GOP tax bill nears the finish line
Republican leaders in the House and Senate struck a tentative deal on a final tax bill this week, putting the most significant tax overhaul in more than 30 years on track to be signed by President Trump before Christmas. The agreement slashes the corporate tax rate from 35 percent to 21 percent and makes it effective in 2018. It also lowers the top individual income tax rate from 39.6 percent to 37 percent, a move meant to soothe high-earning taxpayers in blue states who face the loss of deductions for state and local taxes. The Senate bill capped or eliminated such deductions, but taxpayers will now be allowed to deduct up to $10,000 in state income or property taxes.
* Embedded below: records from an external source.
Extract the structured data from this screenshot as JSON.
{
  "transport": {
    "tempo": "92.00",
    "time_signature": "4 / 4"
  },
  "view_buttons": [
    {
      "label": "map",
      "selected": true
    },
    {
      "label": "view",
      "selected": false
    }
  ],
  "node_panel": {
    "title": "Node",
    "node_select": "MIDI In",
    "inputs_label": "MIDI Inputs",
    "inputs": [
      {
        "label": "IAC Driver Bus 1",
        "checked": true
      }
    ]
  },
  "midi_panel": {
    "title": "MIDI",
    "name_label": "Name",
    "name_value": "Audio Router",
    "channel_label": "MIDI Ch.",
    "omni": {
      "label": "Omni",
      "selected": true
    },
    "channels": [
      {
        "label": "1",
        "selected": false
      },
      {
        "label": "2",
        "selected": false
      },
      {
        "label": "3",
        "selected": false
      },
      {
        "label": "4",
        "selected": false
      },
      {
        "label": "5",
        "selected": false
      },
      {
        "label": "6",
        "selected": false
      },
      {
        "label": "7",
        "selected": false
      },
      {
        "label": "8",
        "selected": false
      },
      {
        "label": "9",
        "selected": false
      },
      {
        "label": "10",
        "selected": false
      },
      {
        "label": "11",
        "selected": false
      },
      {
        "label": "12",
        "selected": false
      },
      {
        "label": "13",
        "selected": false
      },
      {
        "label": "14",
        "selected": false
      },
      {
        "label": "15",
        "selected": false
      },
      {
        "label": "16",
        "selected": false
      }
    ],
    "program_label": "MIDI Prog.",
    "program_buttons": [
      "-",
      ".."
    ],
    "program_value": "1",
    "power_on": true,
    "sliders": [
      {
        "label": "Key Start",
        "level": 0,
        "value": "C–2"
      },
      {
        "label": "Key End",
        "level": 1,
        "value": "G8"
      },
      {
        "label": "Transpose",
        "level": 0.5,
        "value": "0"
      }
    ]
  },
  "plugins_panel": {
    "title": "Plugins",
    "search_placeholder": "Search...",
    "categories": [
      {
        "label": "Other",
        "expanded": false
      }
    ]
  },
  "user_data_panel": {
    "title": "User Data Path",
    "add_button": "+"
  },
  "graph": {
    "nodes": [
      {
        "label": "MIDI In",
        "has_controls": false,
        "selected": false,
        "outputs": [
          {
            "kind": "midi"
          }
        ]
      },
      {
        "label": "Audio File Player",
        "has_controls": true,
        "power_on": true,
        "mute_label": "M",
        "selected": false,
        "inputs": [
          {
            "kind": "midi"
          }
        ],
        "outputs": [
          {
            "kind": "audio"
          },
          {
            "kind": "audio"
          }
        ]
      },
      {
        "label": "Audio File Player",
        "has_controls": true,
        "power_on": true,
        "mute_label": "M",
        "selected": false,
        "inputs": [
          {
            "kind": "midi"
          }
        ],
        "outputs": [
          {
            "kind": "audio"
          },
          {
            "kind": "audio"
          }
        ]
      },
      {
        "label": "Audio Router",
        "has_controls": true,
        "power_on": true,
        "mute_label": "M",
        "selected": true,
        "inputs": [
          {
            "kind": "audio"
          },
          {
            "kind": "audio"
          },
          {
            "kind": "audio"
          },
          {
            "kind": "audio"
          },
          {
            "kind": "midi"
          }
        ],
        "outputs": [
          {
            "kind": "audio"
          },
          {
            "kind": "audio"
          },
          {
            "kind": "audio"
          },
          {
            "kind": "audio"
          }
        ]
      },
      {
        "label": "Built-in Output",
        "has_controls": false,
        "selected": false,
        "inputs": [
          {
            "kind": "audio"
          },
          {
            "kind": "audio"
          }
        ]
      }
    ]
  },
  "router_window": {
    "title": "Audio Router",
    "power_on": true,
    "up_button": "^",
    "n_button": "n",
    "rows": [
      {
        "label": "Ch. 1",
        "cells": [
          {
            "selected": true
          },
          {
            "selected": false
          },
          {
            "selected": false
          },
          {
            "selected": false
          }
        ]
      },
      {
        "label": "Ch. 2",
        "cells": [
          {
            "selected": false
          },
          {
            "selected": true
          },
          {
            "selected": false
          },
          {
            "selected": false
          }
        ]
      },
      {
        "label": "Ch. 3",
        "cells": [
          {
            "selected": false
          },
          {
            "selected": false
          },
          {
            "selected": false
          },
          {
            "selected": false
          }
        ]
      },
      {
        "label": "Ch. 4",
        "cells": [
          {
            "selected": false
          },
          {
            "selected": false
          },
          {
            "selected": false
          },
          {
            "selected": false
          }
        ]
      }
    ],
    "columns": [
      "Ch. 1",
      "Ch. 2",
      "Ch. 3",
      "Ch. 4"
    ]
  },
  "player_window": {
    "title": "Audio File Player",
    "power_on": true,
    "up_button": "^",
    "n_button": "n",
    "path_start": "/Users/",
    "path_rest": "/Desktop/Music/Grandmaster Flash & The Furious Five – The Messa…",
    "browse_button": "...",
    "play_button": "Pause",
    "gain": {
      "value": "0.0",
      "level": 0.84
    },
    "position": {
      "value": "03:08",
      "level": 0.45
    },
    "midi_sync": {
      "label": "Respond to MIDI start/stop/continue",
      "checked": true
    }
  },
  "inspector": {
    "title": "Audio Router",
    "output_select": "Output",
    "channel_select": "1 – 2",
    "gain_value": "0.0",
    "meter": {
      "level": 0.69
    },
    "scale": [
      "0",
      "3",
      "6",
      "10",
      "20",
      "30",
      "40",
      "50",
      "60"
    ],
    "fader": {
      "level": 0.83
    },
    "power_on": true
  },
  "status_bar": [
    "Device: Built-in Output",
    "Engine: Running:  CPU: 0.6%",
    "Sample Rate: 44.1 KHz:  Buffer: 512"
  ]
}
It remains to be seen whether the handful of Republican swing votes in the Senate will embrace the final bill. Sen. Susan Collins of Maine voted for the initial Senate bill in exchange for promises to stabilize the health-care insurance exchanges and add protections for Medicare—changes that House leaders don’t support. She has also opposed lowering the top individual income tax rate. Republicans can afford to lose only one more vote if Collins rejects the bill along with Sen. Bob Corker, provided the Senate votes before Democrat Doug Jones of Alabama is seated.
What the columnists said
“What Congress is prepared to pass is not tax reform,” said Jonathan Chait in NYMag.com. “It is tax un-reform.” The slapdash legislation is shot through with loopholes, giveaways, and glitches that will overwhelmingly benefit wealthy taxpayers with skilled accountants. The pass-through loophole, for example, will allow highly paid professionals to pay 20 percent—nearly half of what they would owe as individuals—by declaring themselves to be businesses. In many ways, “a badly botched tax bill helps conservatives,” said David Dayen in NewRepublic.com. The more money the federal government loses to tax avoidance, the less there is to spend on social programs. “That’s the real game here.”
“There are plenty of understandable objections to the tax bill sailing through Congress,” said Tony Mecia in WeeklyStandard.com. You can make a case that it’s being rushed, or that it will add $1.5 trillion to the deficit. But what it doesn’t do is punish the poor and middle class to benefit the wealthy. The bill cuts taxes for “the majority of Americans at every income level,” according to Congress’ Joint Committee on Taxation, with 62 percent of taxpayers seeing a tax cut of $100 or more in 2019 under the Senate version. That isn’t likely to change much under the final agreement.
Still, this tax plan is wildly unpopular, with just 35 percent of Americans’ support, said Jonah Goldberg in NationalReview.com. Republicans are hoping that the middle-class tax cuts, “combined with an expected boost in economic growth,” will give them a political windfall in the years to come. Democrats tried a similar strategy with Obamacare, which also passed along party lines “in the face of public opposition.” Their gamble failed spectacularly, with furious voters handing control of Congress to Republicans and sweeping Donald Trump into office. “Will the tax reform effort be the GOP’s version of Obamacare?” Only time will tell. ■